= What you are asked to do =
Where does the word "Levonorgestrel" occur in the entries below? Copy every line that has it.

(Exercise data begins)

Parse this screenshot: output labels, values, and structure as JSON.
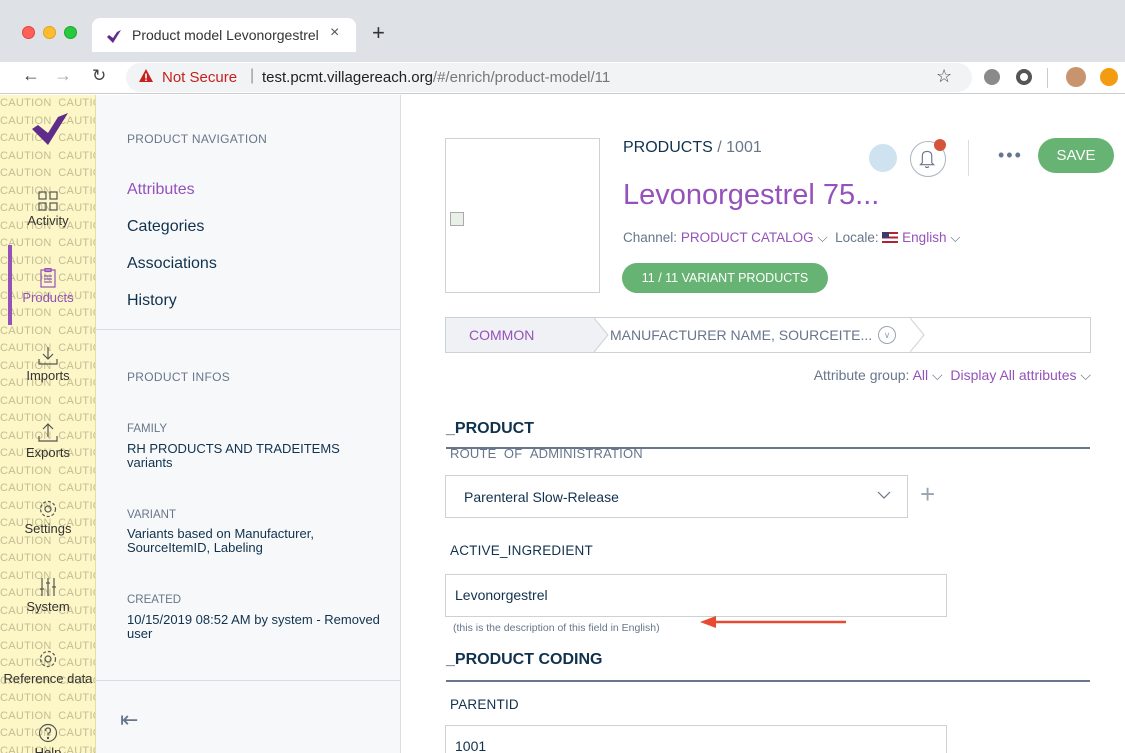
{
  "browser": {
    "tab_title": "Product model Levonorgestrel",
    "tab_close": "×",
    "new_tab": "+",
    "not_secure": "Not Secure",
    "url_host": "test.pcmt.villagereach.org",
    "url_path": "/#/enrich/product-model/11"
  },
  "rail": {
    "caution_text": "CAUTION  CAUTION",
    "items": [
      {
        "label": "Activity",
        "icon": "grid-icon"
      },
      {
        "label": "Products",
        "icon": "clipboard-icon"
      },
      {
        "label": "Imports",
        "icon": "import-icon"
      },
      {
        "label": "Exports",
        "icon": "export-icon"
      },
      {
        "label": "Settings",
        "icon": "gear-icon"
      },
      {
        "label": "System",
        "icon": "sliders-icon"
      },
      {
        "label": "Reference data",
        "icon": "gear-icon"
      },
      {
        "label": "Help",
        "icon": "help-icon"
      }
    ],
    "active_index": 1,
    "accent": "#9452ba"
  },
  "pnav": {
    "heading": "PRODUCT NAVIGATION",
    "links": [
      "Attributes",
      "Categories",
      "Associations",
      "History"
    ],
    "infos_heading": "PRODUCT INFOS",
    "family_label": "FAMILY",
    "family_value": "RH PRODUCTS AND TRADEITEMS variants",
    "variant_label": "VARIANT",
    "variant_value": "Variants based on Manufacturer, SourceItemID, Labeling",
    "created_label": "CREATED",
    "created_value": "10/15/2019 08:52 AM by system - Removed user"
  },
  "header": {
    "breadcrumb_section": "PRODUCTS",
    "breadcrumb_sep": "/",
    "breadcrumb_id": "1001",
    "title": "Levonorgestrel 75...",
    "channel_label": "Channel:",
    "channel_value": "PRODUCT CATALOG",
    "locale_label": "Locale:",
    "locale_value": "English",
    "variant_pill": "11 / 11 VARIANT PRODUCTS",
    "more": "•••",
    "save": "SAVE"
  },
  "steps": {
    "step1": "COMMON",
    "step2": "MANUFACTURER NAME, SOURCEITE..."
  },
  "filters": {
    "group_label": "Attribute group:",
    "group_value": "All",
    "display_value": "Display All attributes"
  },
  "form": {
    "group1_title": "_PRODUCT",
    "route_label": "ROUTE_OF_ADMINISTRATION",
    "route_value": "Parenteral Slow-Release",
    "plus": "+",
    "ingredient_label": "ACTIVE_INGREDIENT",
    "ingredient_value": "Levonorgestrel",
    "ingredient_desc": "(this is the description of this field in English)",
    "group2_title": "_PRODUCT CODING",
    "parentid_label": "PARENTID",
    "parentid_value": "1001"
  },
  "colors": {
    "accent": "#9452ba",
    "success": "#67b373",
    "annotation_arrow": "#e64b31"
  }
}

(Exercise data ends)

= Response area =
    "tab_title": "Product model Levonorgestrel",
    "title": "Levonorgestrel 75...",
    "ingredient_value": "Levonorgestrel",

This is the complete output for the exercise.